START Excerpted data
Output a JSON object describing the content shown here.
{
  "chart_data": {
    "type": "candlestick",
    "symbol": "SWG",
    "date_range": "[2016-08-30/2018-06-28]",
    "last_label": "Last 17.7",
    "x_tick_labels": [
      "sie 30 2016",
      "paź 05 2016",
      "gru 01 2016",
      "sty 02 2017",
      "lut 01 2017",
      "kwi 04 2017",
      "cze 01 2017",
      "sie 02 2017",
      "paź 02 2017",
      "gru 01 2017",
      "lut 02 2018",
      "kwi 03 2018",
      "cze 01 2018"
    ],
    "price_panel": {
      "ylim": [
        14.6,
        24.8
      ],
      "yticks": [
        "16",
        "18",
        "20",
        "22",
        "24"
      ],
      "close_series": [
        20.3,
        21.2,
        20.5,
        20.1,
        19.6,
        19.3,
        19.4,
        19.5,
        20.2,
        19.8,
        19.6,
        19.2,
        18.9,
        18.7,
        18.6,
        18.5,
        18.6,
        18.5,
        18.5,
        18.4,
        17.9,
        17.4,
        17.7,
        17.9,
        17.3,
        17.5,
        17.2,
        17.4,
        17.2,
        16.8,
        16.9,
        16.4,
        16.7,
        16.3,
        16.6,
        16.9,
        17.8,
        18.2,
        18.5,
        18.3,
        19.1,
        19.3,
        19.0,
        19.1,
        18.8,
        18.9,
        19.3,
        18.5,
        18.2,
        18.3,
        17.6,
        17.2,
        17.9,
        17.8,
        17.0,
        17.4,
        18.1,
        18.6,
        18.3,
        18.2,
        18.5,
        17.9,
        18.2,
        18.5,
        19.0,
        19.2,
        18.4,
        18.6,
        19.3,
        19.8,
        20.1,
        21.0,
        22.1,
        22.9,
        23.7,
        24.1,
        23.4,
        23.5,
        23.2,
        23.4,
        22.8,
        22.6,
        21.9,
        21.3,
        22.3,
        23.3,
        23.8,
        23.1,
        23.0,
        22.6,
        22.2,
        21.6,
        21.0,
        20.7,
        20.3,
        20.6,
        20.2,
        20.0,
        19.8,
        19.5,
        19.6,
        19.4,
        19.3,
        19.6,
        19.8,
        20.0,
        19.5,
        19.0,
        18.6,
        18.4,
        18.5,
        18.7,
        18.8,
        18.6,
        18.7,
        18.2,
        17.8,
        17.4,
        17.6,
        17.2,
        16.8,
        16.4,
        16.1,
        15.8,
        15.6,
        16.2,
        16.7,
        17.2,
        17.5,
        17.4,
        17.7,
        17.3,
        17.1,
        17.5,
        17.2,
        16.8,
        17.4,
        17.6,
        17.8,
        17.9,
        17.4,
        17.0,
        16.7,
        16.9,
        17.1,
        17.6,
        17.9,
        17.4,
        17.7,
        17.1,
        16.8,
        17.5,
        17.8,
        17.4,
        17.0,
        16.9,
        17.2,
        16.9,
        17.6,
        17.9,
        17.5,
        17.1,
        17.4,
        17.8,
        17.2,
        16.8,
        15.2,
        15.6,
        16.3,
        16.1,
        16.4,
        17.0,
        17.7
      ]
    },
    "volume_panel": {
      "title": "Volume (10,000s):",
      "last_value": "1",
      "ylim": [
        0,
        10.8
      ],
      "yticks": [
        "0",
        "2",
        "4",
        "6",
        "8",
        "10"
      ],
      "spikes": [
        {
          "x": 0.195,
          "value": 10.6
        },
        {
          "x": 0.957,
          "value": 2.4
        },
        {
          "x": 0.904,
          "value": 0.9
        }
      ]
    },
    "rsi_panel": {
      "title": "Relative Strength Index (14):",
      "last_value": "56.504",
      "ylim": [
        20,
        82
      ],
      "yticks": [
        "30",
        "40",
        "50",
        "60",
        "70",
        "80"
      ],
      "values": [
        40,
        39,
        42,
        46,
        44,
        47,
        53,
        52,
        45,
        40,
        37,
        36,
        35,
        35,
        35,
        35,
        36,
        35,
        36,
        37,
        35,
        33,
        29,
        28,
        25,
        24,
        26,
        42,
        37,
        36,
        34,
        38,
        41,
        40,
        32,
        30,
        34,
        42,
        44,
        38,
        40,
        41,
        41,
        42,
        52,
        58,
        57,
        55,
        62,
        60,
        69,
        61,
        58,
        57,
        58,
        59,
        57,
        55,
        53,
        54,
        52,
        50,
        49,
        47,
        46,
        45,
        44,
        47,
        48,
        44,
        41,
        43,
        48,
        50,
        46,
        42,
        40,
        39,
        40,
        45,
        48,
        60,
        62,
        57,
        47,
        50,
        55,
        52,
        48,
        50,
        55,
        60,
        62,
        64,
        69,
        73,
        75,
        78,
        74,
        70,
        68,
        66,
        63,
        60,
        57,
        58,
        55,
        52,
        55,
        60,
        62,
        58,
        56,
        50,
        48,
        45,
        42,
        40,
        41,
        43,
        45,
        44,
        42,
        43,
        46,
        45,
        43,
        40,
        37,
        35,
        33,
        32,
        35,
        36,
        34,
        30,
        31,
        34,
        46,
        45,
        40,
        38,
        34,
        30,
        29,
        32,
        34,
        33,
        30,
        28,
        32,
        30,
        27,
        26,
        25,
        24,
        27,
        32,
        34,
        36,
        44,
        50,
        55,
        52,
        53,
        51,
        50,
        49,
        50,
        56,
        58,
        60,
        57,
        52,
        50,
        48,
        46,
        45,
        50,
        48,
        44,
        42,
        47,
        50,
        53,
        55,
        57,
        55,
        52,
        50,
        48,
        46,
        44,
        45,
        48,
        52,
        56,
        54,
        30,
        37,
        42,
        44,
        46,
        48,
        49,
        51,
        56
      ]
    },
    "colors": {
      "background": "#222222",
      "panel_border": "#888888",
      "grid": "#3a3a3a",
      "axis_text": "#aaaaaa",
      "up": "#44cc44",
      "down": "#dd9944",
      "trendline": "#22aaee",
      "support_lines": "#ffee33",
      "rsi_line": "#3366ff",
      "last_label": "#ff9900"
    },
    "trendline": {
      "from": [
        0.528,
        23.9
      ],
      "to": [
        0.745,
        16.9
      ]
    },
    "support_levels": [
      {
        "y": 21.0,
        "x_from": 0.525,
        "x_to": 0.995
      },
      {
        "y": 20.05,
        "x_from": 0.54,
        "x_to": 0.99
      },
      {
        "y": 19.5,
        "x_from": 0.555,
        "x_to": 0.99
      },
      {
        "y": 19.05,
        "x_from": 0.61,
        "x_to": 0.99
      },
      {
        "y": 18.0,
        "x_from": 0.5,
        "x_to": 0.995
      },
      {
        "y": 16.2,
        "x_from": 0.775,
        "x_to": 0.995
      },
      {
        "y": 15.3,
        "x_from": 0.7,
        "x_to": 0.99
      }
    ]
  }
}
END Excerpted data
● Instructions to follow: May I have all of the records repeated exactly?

● Solution to the problem:
Output a JSON object describing the content shown here.
{
  "chart_data": {
    "type": "candlestick",
    "symbol": "SWG",
    "date_range": "[2016-08-30/2018-06-28]",
    "last_label": "Last 17.7",
    "x_tick_labels": [
      "sie 30 2016",
      "paź 05 2016",
      "gru 01 2016",
      "sty 02 2017",
      "lut 01 2017",
      "kwi 04 2017",
      "cze 01 2017",
      "sie 02 2017",
      "paź 02 2017",
      "gru 01 2017",
      "lut 02 2018",
      "kwi 03 2018",
      "cze 01 2018"
    ],
    "price_panel": {
      "ylim": [
        14.6,
        24.8
      ],
      "yticks": [
        "16",
        "18",
        "20",
        "22",
        "24"
      ],
      "close_series": [
        20.3,
        21.2,
        20.5,
        20.1,
        19.6,
        19.3,
        19.4,
        19.5,
        20.2,
        19.8,
        19.6,
        19.2,
        18.9,
        18.7,
        18.6,
        18.5,
        18.6,
        18.5,
        18.5,
        18.4,
        17.9,
        17.4,
        17.7,
        17.9,
        17.3,
        17.5,
        17.2,
        17.4,
        17.2,
        16.8,
        16.9,
        16.4,
        16.7,
        16.3,
        16.6,
        16.9,
        17.8,
        18.2,
        18.5,
        18.3,
        19.1,
        19.3,
        19.0,
        19.1,
        18.8,
        18.9,
        19.3,
        18.5,
        18.2,
        18.3,
        17.6,
        17.2,
        17.9,
        17.8,
        17.0,
        17.4,
        18.1,
        18.6,
        18.3,
        18.2,
        18.5,
        17.9,
        18.2,
        18.5,
        19.0,
        19.2,
        18.4,
        18.6,
        19.3,
        19.8,
        20.1,
        21.0,
        22.1,
        22.9,
        23.7,
        24.1,
        23.4,
        23.5,
        23.2,
        23.4,
        22.8,
        22.6,
        21.9,
        21.3,
        22.3,
        23.3,
        23.8,
        23.1,
        23.0,
        22.6,
        22.2,
        21.6,
        21.0,
        20.7,
        20.3,
        20.6,
        20.2,
        20.0,
        19.8,
        19.5,
        19.6,
        19.4,
        19.3,
        19.6,
        19.8,
        20.0,
        19.5,
        19.0,
        18.6,
        18.4,
        18.5,
        18.7,
        18.8,
        18.6,
        18.7,
        18.2,
        17.8,
        17.4,
        17.6,
        17.2,
        16.8,
        16.4,
        16.1,
        15.8,
        15.6,
        16.2,
        16.7,
        17.2,
        17.5,
        17.4,
        17.7,
        17.3,
        17.1,
        17.5,
        17.2,
        16.8,
        17.4,
        17.6,
        17.8,
        17.9,
        17.4,
        17.0,
        16.7,
        16.9,
        17.1,
        17.6,
        17.9,
        17.4,
        17.7,
        17.1,
        16.8,
        17.5,
        17.8,
        17.4,
        17.0,
        16.9,
        17.2,
        16.9,
        17.6,
        17.9,
        17.5,
        17.1,
        17.4,
        17.8,
        17.2,
        16.8,
        15.2,
        15.6,
        16.3,
        16.1,
        16.4,
        17.0,
        17.7
      ]
    },
    "volume_panel": {
      "title": "Volume (10,000s):",
      "last_value": "1",
      "ylim": [
        0,
        10.8
      ],
      "yticks": [
        "0",
        "2",
        "4",
        "6",
        "8",
        "10"
      ],
      "spikes": [
        {
          "x": 0.195,
          "value": 10.6
        },
        {
          "x": 0.957,
          "value": 2.4
        },
        {
          "x": 0.904,
          "value": 0.9
        }
      ]
    },
    "rsi_panel": {
      "title": "Relative Strength Index (14):",
      "last_value": "56.504",
      "ylim": [
        20,
        82
      ],
      "yticks": [
        "30",
        "40",
        "50",
        "60",
        "70",
        "80"
      ],
      "values": [
        40,
        39,
        42,
        46,
        44,
        47,
        53,
        52,
        45,
        40,
        37,
        36,
        35,
        35,
        35,
        35,
        36,
        35,
        36,
        37,
        35,
        33,
        29,
        28,
        25,
        24,
        26,
        42,
        37,
        36,
        34,
        38,
        41,
        40,
        32,
        30,
        34,
        42,
        44,
        38,
        40,
        41,
        41,
        42,
        52,
        58,
        57,
        55,
        62,
        60,
        69,
        61,
        58,
        57,
        58,
        59,
        57,
        55,
        53,
        54,
        52,
        50,
        49,
        47,
        46,
        45,
        44,
        47,
        48,
        44,
        41,
        43,
        48,
        50,
        46,
        42,
        40,
        39,
        40,
        45,
        48,
        60,
        62,
        57,
        47,
        50,
        55,
        52,
        48,
        50,
        55,
        60,
        62,
        64,
        69,
        73,
        75,
        78,
        74,
        70,
        68,
        66,
        63,
        60,
        57,
        58,
        55,
        52,
        55,
        60,
        62,
        58,
        56,
        50,
        48,
        45,
        42,
        40,
        41,
        43,
        45,
        44,
        42,
        43,
        46,
        45,
        43,
        40,
        37,
        35,
        33,
        32,
        35,
        36,
        34,
        30,
        31,
        34,
        46,
        45,
        40,
        38,
        34,
        30,
        29,
        32,
        34,
        33,
        30,
        28,
        32,
        30,
        27,
        26,
        25,
        24,
        27,
        32,
        34,
        36,
        44,
        50,
        55,
        52,
        53,
        51,
        50,
        49,
        50,
        56,
        58,
        60,
        57,
        52,
        50,
        48,
        46,
        45,
        50,
        48,
        44,
        42,
        47,
        50,
        53,
        55,
        57,
        55,
        52,
        50,
        48,
        46,
        44,
        45,
        48,
        52,
        56,
        54,
        30,
        37,
        42,
        44,
        46,
        48,
        49,
        51,
        56
      ]
    },
    "colors": {
      "background": "#222222",
      "panel_border": "#888888",
      "grid": "#3a3a3a",
      "axis_text": "#aaaaaa",
      "up": "#44cc44",
      "down": "#dd9944",
      "trendline": "#22aaee",
      "support_lines": "#ffee33",
      "rsi_line": "#3366ff",
      "last_label": "#ff9900"
    },
    "trendline": {
      "from": [
        0.528,
        23.9
      ],
      "to": [
        0.745,
        16.9
      ]
    },
    "support_levels": [
      {
        "y": 21.0,
        "x_from": 0.525,
        "x_to": 0.995
      },
      {
        "y": 20.05,
        "x_from": 0.54,
        "x_to": 0.99
      },
      {
        "y": 19.5,
        "x_from": 0.555,
        "x_to": 0.99
      },
      {
        "y": 19.05,
        "x_from": 0.61,
        "x_to": 0.99
      },
      {
        "y": 18.0,
        "x_from": 0.5,
        "x_to": 0.995
      },
      {
        "y": 16.2,
        "x_from": 0.775,
        "x_to": 0.995
      },
      {
        "y": 15.3,
        "x_from": 0.7,
        "x_to": 0.99
      }
    ]
  }
}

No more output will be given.